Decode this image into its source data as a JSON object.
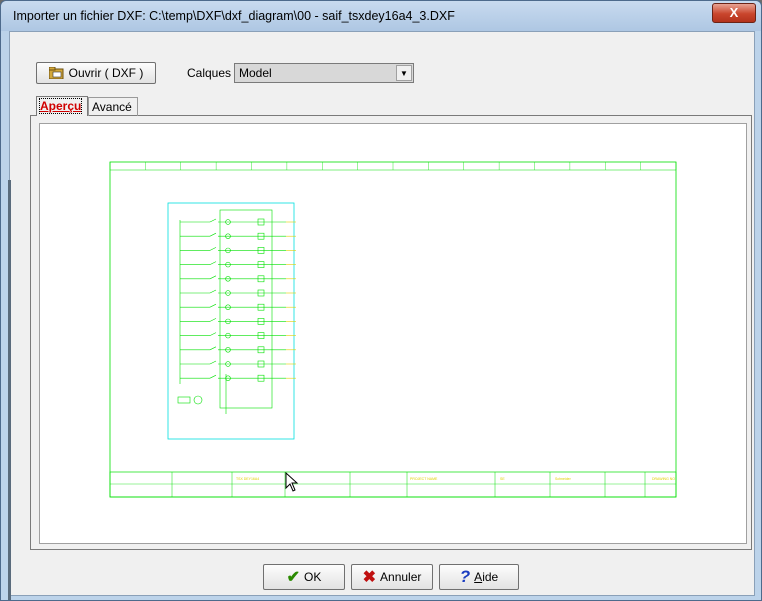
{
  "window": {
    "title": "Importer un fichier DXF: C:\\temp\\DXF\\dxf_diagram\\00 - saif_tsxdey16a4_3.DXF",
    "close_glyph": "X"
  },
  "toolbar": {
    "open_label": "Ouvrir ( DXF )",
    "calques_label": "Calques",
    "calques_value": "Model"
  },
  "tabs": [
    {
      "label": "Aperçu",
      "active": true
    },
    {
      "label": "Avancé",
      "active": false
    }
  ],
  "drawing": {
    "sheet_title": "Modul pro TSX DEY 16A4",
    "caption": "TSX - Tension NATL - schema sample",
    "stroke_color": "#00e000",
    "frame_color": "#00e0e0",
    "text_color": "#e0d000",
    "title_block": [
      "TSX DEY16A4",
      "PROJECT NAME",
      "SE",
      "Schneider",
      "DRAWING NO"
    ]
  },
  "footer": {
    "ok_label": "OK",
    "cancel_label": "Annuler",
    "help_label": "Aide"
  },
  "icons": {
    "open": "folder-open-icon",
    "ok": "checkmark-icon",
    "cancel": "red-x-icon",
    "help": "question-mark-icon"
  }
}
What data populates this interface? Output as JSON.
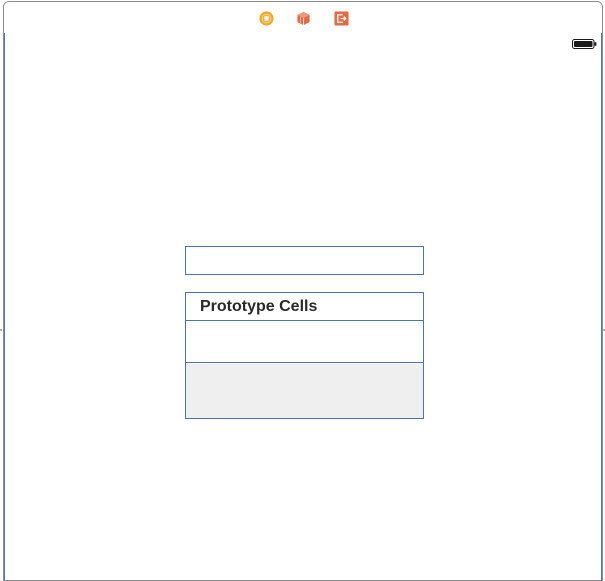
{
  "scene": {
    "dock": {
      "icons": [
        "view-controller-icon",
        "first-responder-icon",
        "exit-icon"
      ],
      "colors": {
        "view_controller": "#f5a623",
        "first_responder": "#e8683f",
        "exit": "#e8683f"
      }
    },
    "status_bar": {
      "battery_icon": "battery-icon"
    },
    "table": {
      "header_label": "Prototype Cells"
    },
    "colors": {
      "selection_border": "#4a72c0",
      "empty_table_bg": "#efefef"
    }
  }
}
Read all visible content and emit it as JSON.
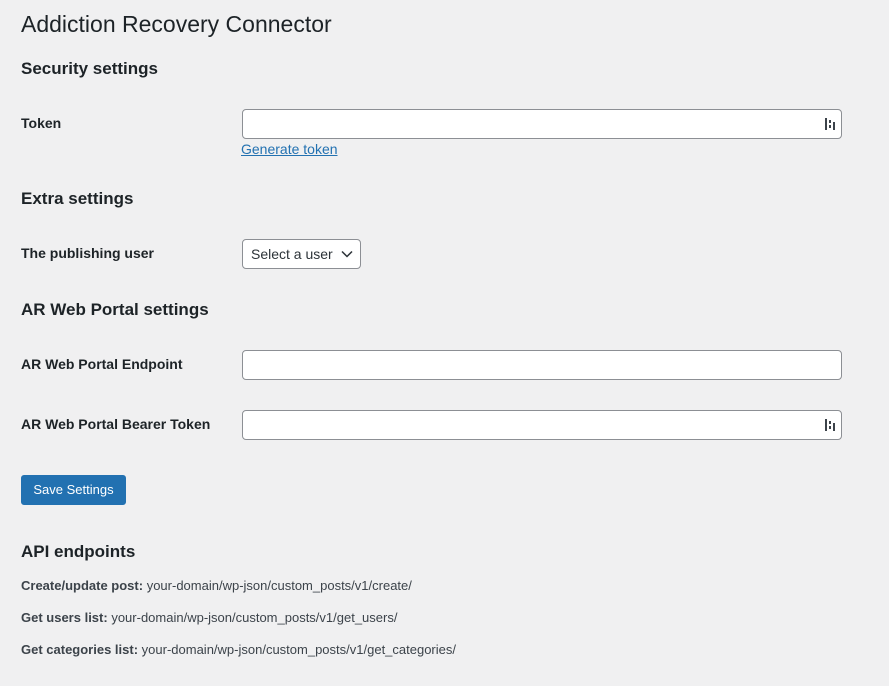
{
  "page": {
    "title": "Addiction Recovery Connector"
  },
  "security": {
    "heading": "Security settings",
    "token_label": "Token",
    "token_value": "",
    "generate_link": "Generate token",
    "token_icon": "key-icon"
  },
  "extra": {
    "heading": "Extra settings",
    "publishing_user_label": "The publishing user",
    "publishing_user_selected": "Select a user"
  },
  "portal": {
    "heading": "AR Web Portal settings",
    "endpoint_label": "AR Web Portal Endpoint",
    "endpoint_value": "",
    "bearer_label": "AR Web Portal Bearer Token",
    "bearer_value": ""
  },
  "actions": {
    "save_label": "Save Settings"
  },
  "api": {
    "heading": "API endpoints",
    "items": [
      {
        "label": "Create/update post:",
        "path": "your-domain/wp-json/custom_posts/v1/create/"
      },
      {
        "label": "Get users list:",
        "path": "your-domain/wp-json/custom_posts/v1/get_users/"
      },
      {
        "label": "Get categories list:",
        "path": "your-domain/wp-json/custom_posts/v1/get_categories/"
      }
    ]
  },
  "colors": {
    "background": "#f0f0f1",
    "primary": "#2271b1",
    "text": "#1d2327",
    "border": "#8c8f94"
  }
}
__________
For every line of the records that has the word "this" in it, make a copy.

Decode this image into its source data as a JSON object.
What data populates this interface? Output as JSON.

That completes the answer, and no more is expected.